A slot is a narrow opening for receiving something, such as a coin or letter. You can find slots in doors, walls, and mailboxes. A slot can also refer to a position or role in an organization, such as the second wide receiver on a football team or the position at the bottom of the ice hockey roster.

You can play slot games at land-based casinos and online. These games are popular with players because they are easy to learn and offer a great variety of themes and features. However, many people have misconceptions about how slot machines work. This article will help you understand the mechanics of slot games and dispel any myths you may have about them.

Slots work by using random number generators (RNGs), which generate a massive range of numbers and determine what symbols will appear on the reels. The RNG does not remember the results of spins that came before or what will happen in the future, so each spin is independent from all others. This is why slots cannot be hot or cold, and why a player’s luck can change from game to game.

There are many types of slot machines, and each one has a different way to win. Some have multiple paylines and bonus features, while others are simpler with just a single line of symbols. There are even machines that have no reels at all and instead rely on a computer to select the winning combination. In any case, the important thing is to pick a machine that you enjoy playing on and stick with it. The odds will not be significantly better on one type of machine than another.

The slot in football is a position that is becoming increasingly popular as teams look for ways to gain an advantage over opposing defenses. The position is located directly to the inside of the receiver corps and often plays a critical part in running routes like slants and sweeps. To excel at the position, a player needs to be fast and agile. Some of the most successful slot receivers in NFL history include Wayne Chrebet, Wes Welker, and Charlie Joiner.

Airline passengers have probably experienced delays caused by other aircraft trying to take off or land at the same time. These delays can be frustrating, especially for those with connecting flights. However, it’s possible to avoid these delays by understanding the concept of slots.

Airlines use slots to manage airplane traffic and prevent repeated delays at busy airports. They assign specific times to take off and land at each airport, and they will issue a slot to a particular airline when it’s time for that flight to depart.
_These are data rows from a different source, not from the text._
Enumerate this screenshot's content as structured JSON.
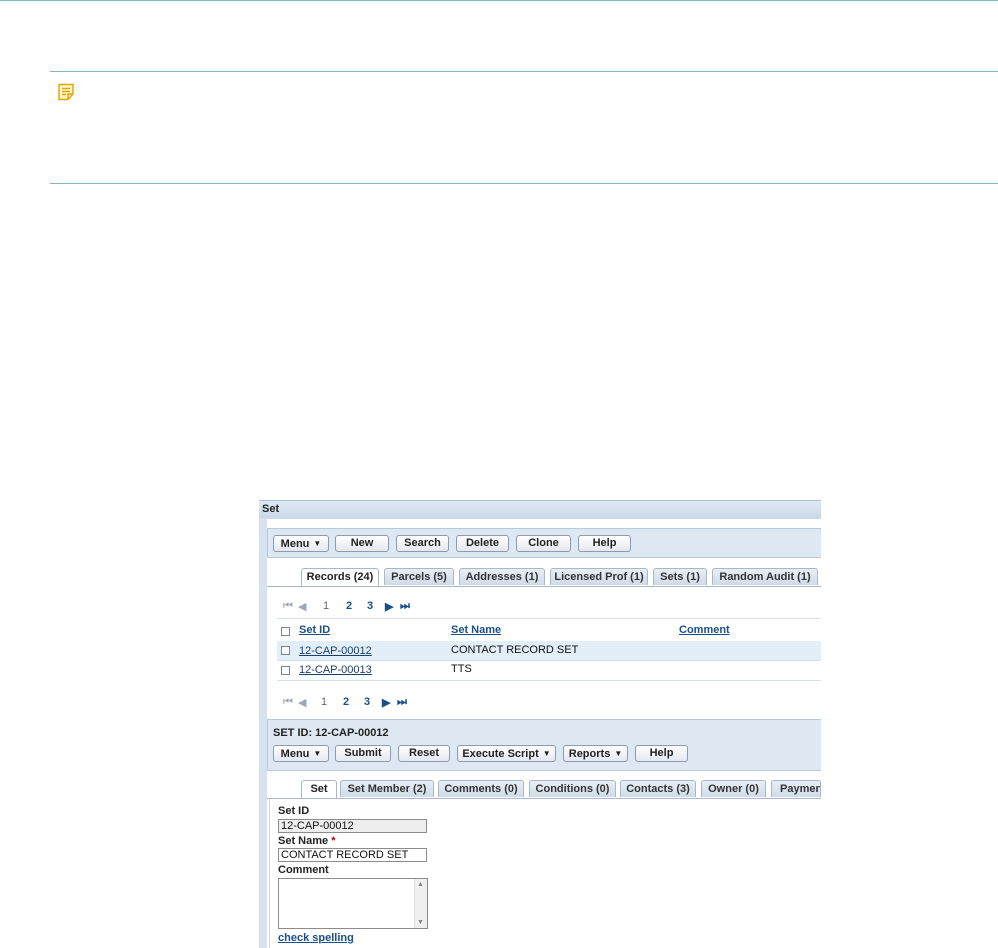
{
  "window": {
    "title": "Set"
  },
  "toolbar_top": {
    "menu": "Menu",
    "new": "New",
    "search": "Search",
    "delete": "Delete",
    "clone": "Clone",
    "help": "Help"
  },
  "tabs_top": [
    "Records (24)",
    "Parcels (5)",
    "Addresses (1)",
    "Licensed Prof (1)",
    "Sets (1)",
    "Random Audit (1)"
  ],
  "pager": {
    "pages": [
      "1",
      "2",
      "3"
    ]
  },
  "table": {
    "headers": {
      "set_id": "Set ID",
      "set_name": "Set Name",
      "comment": "Comment"
    },
    "rows": [
      {
        "set_id": "12-CAP-00012",
        "set_name": "CONTACT RECORD SET",
        "comment": ""
      },
      {
        "set_id": "12-CAP-00013",
        "set_name": "TTS",
        "comment": ""
      }
    ]
  },
  "detail": {
    "header": "SET ID: 12-CAP-00012",
    "toolbar": {
      "menu": "Menu",
      "submit": "Submit",
      "reset": "Reset",
      "execute_script": "Execute Script",
      "reports": "Reports",
      "help": "Help"
    },
    "tabs": [
      "Set",
      "Set Member (2)",
      "Comments (0)",
      "Conditions (0)",
      "Contacts (3)",
      "Owner (0)",
      "Paymen"
    ],
    "form": {
      "set_id_label": "Set ID",
      "set_id_value": "12-CAP-00012",
      "set_name_label": "Set Name",
      "required_mark": "*",
      "set_name_value": "CONTACT RECORD SET",
      "comment_label": "Comment",
      "check_spelling": "check spelling"
    }
  },
  "colors": {
    "divider": "#7fb7c2",
    "panel": "#dde8f3",
    "link": "#1b4f8a",
    "selected_row": "#e2eef8"
  },
  "icons": {
    "note": "note-icon"
  }
}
If an airline isn’t ready to leave on time, it will have to wait for the next available slot. In other words, if the slot is filled up, no additional flights can take off until it’s cleared. This allows other airports to manage the demand for air travel, and it protects passengers from the stress of waiting around at an already-crowded airport.